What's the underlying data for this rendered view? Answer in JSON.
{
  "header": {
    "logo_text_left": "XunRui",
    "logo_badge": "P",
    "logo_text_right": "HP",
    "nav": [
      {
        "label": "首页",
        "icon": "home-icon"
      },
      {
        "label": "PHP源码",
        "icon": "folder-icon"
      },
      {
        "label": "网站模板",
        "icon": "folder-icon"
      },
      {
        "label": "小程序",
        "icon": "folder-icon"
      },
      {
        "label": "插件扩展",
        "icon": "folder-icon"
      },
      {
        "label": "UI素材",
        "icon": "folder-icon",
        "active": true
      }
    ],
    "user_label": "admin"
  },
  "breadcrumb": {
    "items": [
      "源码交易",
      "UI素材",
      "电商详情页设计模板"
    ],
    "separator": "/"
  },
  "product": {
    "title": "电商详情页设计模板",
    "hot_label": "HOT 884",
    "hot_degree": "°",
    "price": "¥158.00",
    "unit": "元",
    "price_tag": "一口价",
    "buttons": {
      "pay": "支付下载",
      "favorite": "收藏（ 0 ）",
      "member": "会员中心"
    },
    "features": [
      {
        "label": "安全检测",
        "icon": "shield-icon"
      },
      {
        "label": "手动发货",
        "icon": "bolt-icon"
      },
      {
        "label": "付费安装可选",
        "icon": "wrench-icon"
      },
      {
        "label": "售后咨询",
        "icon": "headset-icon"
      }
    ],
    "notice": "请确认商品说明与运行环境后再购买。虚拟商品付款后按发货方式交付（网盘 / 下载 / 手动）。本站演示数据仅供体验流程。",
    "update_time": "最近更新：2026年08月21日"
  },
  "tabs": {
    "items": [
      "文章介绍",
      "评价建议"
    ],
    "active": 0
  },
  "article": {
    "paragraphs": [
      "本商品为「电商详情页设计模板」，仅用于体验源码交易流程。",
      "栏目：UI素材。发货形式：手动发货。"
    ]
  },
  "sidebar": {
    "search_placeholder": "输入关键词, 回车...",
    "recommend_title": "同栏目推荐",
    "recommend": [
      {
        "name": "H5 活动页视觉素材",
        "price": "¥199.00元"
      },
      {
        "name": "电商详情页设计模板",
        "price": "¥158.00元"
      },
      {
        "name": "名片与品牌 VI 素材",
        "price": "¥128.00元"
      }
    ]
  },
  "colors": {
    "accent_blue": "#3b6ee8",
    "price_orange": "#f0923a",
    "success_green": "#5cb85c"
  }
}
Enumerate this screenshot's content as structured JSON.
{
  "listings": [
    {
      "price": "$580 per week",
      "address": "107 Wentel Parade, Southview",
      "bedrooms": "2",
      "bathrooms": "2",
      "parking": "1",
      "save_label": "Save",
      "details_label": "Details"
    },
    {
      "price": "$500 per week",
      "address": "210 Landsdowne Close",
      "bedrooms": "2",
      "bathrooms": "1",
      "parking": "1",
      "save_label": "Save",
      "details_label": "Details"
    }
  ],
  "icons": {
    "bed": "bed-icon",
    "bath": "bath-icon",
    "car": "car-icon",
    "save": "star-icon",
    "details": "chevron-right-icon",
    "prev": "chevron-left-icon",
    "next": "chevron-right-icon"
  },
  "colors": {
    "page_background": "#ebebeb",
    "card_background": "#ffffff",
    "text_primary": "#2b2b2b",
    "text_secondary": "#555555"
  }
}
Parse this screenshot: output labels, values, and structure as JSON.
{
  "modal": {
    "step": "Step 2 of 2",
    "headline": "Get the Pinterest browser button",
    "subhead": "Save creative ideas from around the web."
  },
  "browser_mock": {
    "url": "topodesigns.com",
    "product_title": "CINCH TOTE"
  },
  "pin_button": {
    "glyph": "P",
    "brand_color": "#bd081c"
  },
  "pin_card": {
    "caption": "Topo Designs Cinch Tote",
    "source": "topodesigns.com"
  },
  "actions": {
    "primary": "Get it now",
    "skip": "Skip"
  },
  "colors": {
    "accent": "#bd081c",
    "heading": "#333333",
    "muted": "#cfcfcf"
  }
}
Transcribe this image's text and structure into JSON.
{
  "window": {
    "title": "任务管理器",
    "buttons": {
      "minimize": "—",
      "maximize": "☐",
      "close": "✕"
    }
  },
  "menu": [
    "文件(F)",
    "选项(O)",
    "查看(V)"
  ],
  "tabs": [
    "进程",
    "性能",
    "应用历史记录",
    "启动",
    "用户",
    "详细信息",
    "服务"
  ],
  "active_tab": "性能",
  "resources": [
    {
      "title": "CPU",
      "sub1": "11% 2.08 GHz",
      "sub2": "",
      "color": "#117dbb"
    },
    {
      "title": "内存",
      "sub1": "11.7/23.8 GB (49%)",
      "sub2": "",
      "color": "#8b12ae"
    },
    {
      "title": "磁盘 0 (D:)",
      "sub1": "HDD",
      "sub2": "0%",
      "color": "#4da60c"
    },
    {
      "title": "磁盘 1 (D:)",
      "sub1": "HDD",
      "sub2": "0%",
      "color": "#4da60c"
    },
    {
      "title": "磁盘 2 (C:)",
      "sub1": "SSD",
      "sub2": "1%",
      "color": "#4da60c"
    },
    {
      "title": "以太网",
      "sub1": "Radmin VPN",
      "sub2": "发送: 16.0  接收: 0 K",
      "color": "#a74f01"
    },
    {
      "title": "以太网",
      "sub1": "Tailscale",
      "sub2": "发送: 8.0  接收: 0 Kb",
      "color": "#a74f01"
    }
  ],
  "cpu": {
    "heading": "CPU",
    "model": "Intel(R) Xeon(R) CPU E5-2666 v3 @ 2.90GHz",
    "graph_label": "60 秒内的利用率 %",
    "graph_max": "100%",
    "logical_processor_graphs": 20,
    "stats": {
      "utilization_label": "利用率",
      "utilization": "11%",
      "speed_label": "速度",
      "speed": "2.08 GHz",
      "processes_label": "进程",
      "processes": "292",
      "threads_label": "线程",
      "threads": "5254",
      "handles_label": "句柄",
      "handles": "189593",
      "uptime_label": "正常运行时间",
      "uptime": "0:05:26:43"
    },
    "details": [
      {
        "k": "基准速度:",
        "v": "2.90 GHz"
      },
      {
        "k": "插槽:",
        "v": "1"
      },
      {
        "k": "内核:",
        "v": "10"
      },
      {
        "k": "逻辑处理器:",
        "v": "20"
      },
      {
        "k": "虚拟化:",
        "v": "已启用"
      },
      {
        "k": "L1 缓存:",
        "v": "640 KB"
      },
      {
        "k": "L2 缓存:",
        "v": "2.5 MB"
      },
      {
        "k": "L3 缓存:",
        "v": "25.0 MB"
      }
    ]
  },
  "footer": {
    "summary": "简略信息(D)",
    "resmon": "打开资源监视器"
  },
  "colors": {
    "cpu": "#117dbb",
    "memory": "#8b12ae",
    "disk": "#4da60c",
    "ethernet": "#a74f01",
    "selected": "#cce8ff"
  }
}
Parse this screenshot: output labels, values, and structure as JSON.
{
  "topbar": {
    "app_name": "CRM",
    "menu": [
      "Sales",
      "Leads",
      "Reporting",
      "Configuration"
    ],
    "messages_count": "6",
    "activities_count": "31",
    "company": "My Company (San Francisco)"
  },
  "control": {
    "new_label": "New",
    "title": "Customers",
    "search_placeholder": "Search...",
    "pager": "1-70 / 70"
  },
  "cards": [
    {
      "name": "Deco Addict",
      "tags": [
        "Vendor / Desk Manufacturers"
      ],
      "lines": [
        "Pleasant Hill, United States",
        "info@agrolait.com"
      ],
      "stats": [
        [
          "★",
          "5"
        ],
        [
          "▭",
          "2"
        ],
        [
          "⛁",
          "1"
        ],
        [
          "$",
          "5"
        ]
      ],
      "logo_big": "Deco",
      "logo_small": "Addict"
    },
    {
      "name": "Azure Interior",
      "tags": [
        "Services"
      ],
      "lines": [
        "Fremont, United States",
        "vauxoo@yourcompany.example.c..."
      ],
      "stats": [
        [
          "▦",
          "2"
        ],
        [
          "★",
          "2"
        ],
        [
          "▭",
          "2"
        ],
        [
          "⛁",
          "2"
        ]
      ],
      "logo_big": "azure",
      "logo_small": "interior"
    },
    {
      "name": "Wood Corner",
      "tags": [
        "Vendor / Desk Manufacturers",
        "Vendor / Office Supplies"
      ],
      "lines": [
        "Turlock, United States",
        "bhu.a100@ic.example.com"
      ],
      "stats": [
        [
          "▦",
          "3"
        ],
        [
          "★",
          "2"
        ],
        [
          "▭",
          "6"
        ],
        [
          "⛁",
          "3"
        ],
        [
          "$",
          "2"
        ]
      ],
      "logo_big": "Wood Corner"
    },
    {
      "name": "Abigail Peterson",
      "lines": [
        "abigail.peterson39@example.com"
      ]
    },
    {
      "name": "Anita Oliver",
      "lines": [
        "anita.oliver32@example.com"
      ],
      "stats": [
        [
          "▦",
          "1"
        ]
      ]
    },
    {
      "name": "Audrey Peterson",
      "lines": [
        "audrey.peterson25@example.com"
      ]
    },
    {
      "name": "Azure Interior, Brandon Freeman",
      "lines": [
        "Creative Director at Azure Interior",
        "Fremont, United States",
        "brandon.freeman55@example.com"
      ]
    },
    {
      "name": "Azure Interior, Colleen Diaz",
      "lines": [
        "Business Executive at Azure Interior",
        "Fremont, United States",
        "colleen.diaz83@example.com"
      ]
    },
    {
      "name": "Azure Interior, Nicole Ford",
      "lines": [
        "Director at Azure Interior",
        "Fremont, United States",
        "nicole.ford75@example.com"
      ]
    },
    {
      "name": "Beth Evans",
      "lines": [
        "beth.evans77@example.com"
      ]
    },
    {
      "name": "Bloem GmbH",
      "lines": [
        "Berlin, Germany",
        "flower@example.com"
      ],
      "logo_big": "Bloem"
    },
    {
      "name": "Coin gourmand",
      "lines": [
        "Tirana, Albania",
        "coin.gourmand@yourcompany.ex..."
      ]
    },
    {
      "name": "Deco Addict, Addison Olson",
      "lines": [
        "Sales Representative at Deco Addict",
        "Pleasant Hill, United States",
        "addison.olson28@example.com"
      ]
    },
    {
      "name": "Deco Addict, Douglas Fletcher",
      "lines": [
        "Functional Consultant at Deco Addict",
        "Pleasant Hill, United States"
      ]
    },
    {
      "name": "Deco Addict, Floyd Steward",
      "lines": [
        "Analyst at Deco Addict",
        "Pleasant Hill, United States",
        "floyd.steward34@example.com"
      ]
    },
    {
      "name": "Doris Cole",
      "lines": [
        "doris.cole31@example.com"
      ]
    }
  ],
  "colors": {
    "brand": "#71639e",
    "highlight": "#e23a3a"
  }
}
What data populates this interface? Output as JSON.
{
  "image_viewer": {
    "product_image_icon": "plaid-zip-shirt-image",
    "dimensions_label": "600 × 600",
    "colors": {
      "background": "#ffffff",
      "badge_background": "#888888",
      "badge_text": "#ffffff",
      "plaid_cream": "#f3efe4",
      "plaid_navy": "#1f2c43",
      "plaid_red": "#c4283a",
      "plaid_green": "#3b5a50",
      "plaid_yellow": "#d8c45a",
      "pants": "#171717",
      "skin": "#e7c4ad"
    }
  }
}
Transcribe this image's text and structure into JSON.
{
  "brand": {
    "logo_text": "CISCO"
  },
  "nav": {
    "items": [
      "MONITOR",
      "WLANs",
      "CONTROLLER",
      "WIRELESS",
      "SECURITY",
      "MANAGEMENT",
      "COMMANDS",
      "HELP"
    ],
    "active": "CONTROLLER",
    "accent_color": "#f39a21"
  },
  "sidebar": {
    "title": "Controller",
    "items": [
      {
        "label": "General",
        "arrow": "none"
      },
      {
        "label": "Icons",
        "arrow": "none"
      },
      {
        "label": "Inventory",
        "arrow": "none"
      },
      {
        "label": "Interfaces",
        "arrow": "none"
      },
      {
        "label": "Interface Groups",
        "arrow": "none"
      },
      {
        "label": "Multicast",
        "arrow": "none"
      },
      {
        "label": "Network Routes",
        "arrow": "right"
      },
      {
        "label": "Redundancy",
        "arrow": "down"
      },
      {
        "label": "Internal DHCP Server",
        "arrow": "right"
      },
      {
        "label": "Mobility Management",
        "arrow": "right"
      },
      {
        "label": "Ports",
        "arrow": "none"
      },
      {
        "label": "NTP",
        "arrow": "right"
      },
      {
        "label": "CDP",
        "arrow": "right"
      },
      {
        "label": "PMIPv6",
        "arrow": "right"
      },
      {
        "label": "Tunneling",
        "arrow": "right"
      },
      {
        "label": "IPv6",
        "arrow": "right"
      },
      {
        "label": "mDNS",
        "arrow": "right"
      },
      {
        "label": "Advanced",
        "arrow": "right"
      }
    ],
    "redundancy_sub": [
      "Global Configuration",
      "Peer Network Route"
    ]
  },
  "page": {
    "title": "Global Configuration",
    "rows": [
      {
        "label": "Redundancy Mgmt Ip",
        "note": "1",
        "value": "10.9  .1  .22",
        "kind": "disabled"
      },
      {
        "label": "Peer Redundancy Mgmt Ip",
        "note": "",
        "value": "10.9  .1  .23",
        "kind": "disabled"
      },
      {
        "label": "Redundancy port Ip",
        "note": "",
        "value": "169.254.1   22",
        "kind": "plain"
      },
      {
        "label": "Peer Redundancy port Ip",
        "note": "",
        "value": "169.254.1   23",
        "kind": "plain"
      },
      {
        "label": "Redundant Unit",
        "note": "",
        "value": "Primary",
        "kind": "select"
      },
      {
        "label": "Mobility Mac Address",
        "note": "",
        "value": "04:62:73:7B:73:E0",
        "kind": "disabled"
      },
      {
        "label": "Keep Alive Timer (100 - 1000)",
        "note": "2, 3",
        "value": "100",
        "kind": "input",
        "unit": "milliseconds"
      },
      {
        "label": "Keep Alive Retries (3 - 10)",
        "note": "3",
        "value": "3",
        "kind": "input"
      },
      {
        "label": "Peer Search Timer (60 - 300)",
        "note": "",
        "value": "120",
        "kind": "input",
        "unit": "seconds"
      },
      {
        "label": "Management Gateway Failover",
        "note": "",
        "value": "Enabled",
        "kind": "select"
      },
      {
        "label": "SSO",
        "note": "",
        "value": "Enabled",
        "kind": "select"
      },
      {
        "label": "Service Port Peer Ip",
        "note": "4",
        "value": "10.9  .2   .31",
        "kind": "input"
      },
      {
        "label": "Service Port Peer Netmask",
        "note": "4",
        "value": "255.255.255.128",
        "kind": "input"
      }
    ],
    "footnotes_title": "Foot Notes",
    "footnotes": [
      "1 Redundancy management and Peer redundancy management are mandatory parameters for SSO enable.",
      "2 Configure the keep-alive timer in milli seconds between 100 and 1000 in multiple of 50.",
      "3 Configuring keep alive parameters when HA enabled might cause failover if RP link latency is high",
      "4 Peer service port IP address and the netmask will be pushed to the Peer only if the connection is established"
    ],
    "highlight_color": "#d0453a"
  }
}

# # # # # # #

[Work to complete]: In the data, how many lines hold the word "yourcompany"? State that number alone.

[Solution to the exercise]: 2